• [Assigned task]:
Once the line containing "Output a JSON" is found in the data below, repeat it and every later line exactly, leaving the pictures out.

• [Data]:

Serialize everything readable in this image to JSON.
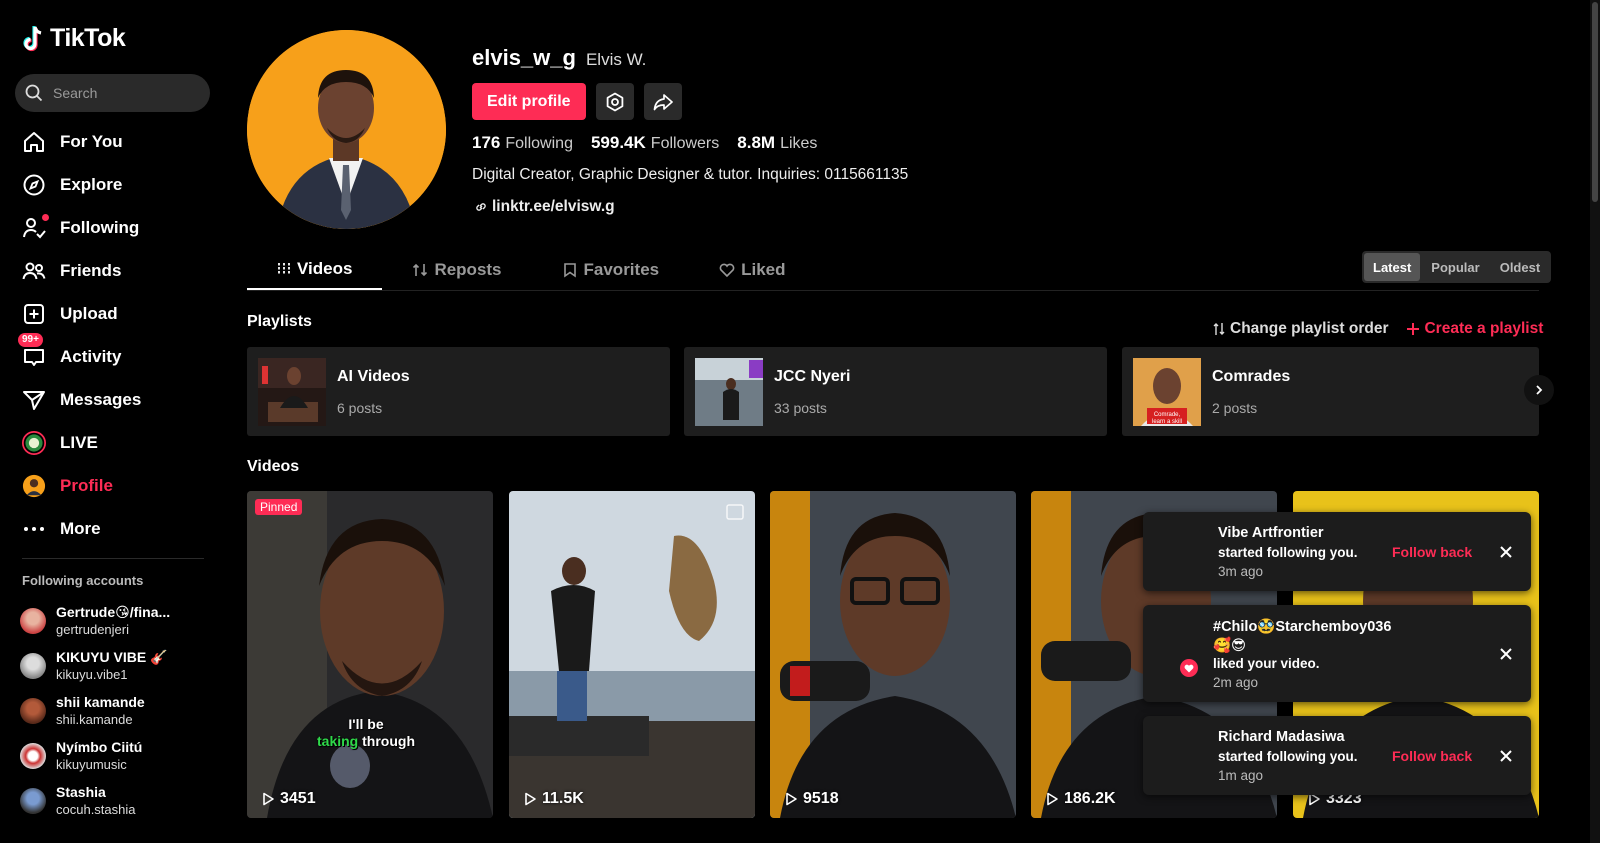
{
  "app": {
    "logo_text": "TikTok",
    "accent": "#fe2c55"
  },
  "search": {
    "placeholder": "Search"
  },
  "nav": [
    {
      "label": "For You",
      "icon": "home-icon"
    },
    {
      "label": "Explore",
      "icon": "compass-icon"
    },
    {
      "label": "Following",
      "icon": "following-icon"
    },
    {
      "label": "Friends",
      "icon": "friends-icon"
    },
    {
      "label": "Upload",
      "icon": "upload-icon"
    },
    {
      "label": "Activity",
      "icon": "inbox-icon",
      "badge": "99+"
    },
    {
      "label": "Messages",
      "icon": "send-icon"
    },
    {
      "label": "LIVE",
      "icon": "live-icon"
    },
    {
      "label": "Profile",
      "icon": "profile-avatar",
      "active": true
    },
    {
      "label": "More",
      "icon": "more-icon"
    }
  ],
  "following_accounts": {
    "title": "Following accounts",
    "items": [
      {
        "name": "Gertrude😘/fina...",
        "handle": "gertrudenjeri"
      },
      {
        "name": "KIKUYU VIBE 🎸",
        "handle": "kikuyu.vibe1"
      },
      {
        "name": "shii kamande",
        "handle": "shii.kamande"
      },
      {
        "name": "Nyímbo Ciitú",
        "handle": "kikuyumusic"
      },
      {
        "name": "Stashia",
        "handle": "cocuh.stashia"
      }
    ]
  },
  "profile": {
    "username": "elvis_w_g",
    "display_name": "Elvis W.",
    "edit_label": "Edit profile",
    "stats": {
      "following_count": "176",
      "following_label": "Following",
      "followers_count": "599.4K",
      "followers_label": "Followers",
      "likes_count": "8.8M",
      "likes_label": "Likes"
    },
    "bio": "Digital Creator, Graphic Designer & tutor. Inquiries: 0115661135",
    "link": "linktr.ee/elvisw.g"
  },
  "tabs": [
    "Videos",
    "Reposts",
    "Favorites",
    "Liked"
  ],
  "sort_options": [
    "Latest",
    "Popular",
    "Oldest"
  ],
  "playlists": {
    "title": "Playlists",
    "change_order": "Change playlist order",
    "create": "Create a playlist",
    "items": [
      {
        "name": "AI Videos",
        "count": "6 posts"
      },
      {
        "name": "JCC Nyeri",
        "count": "33 posts"
      },
      {
        "name": "Comrades",
        "count": "2 posts"
      }
    ]
  },
  "videos": {
    "title": "Videos",
    "pinned_label": "Pinned",
    "caption_line1": "I'll be",
    "caption_green": "taking",
    "caption_rest": " through",
    "items": [
      {
        "views": "3451"
      },
      {
        "views": "11.5K"
      },
      {
        "views": "9518"
      },
      {
        "views": "186.2K"
      },
      {
        "views": "3323"
      }
    ]
  },
  "notifications": [
    {
      "user": "Vibe Artfrontier",
      "text": "started following you.",
      "time": "3m ago",
      "action": "Follow back"
    },
    {
      "user": "#Chilo🥸Starchemboy036",
      "user_line2": "🥰😎",
      "text": "liked your video.",
      "time": "2m ago"
    },
    {
      "user": "Richard Madasiwa",
      "text": "started following you.",
      "time": "1m ago",
      "action": "Follow back"
    }
  ]
}
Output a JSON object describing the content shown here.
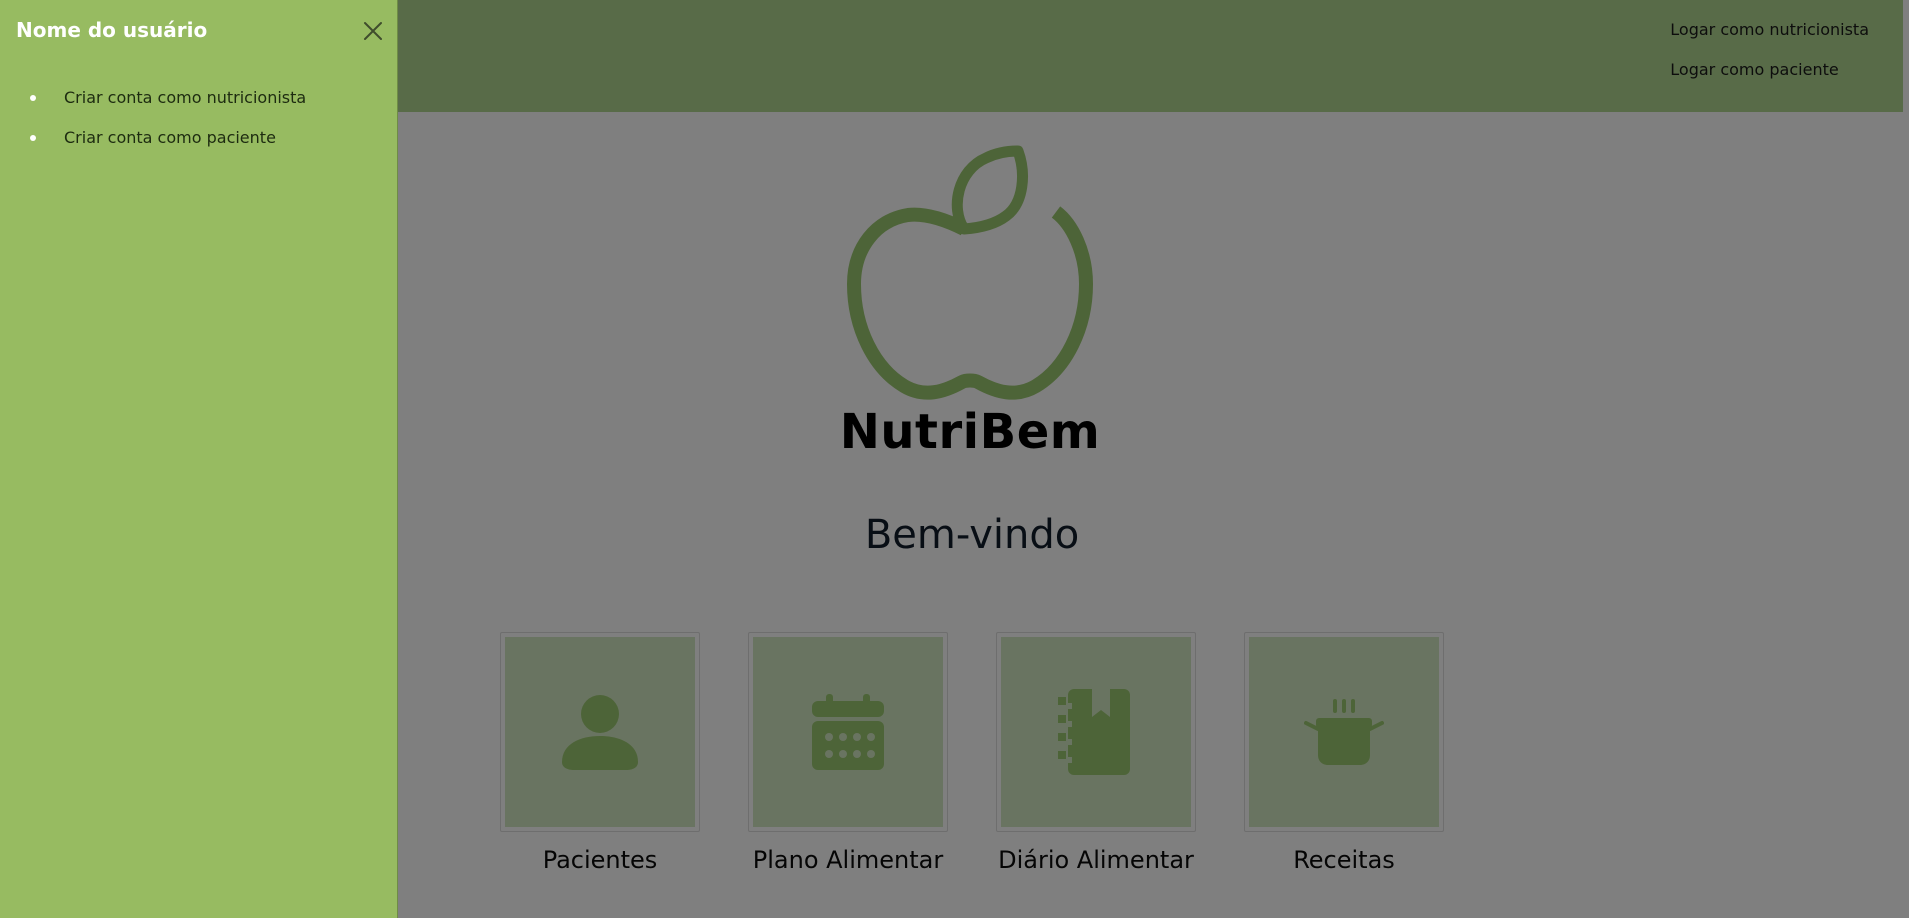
{
  "header": {
    "links": [
      {
        "label": "Logar como nutricionista"
      },
      {
        "label": "Logar como paciente"
      }
    ]
  },
  "brand": {
    "name": "NutriBem",
    "logo_icon": "apple-icon",
    "logo_color": "#4e6537"
  },
  "main": {
    "welcome": "Bem-vindo",
    "cards": [
      {
        "label": "Pacientes",
        "icon": "person-icon"
      },
      {
        "label": "Plano Alimentar",
        "icon": "calendar-icon"
      },
      {
        "label": "Diário Alimentar",
        "icon": "notebook-icon"
      },
      {
        "label": "Receitas",
        "icon": "cooking-pot-icon"
      }
    ]
  },
  "drawer": {
    "title": "Nome do usuário",
    "close_icon": "close-icon",
    "items": [
      {
        "label": "Criar conta como nutricionista"
      },
      {
        "label": "Criar conta como paciente"
      }
    ]
  },
  "colors": {
    "drawer_bg": "#97bb61",
    "topbar_bg": "#b1d690",
    "icon_green": "#4e6537",
    "card_bg": "#d3e8c2",
    "overlay": "rgba(0,0,0,0.5)"
  }
}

• [Response to the task]:
Output a JSON object describing the content shown here.
{
  "header": {
    "links": [
      {
        "label": "Logar como nutricionista"
      },
      {
        "label": "Logar como paciente"
      }
    ]
  },
  "brand": {
    "name": "NutriBem",
    "logo_icon": "apple-icon",
    "logo_color": "#4e6537"
  },
  "main": {
    "welcome": "Bem-vindo",
    "cards": [
      {
        "label": "Pacientes",
        "icon": "person-icon"
      },
      {
        "label": "Plano Alimentar",
        "icon": "calendar-icon"
      },
      {
        "label": "Diário Alimentar",
        "icon": "notebook-icon"
      },
      {
        "label": "Receitas",
        "icon": "cooking-pot-icon"
      }
    ]
  },
  "drawer": {
    "title": "Nome do usuário",
    "close_icon": "close-icon",
    "items": [
      {
        "label": "Criar conta como nutricionista"
      },
      {
        "label": "Criar conta como paciente"
      }
    ]
  },
  "colors": {
    "drawer_bg": "#97bb61",
    "topbar_bg": "#b1d690",
    "icon_green": "#4e6537",
    "card_bg": "#d3e8c2",
    "overlay": "rgba(0,0,0,0.5)"
  }
}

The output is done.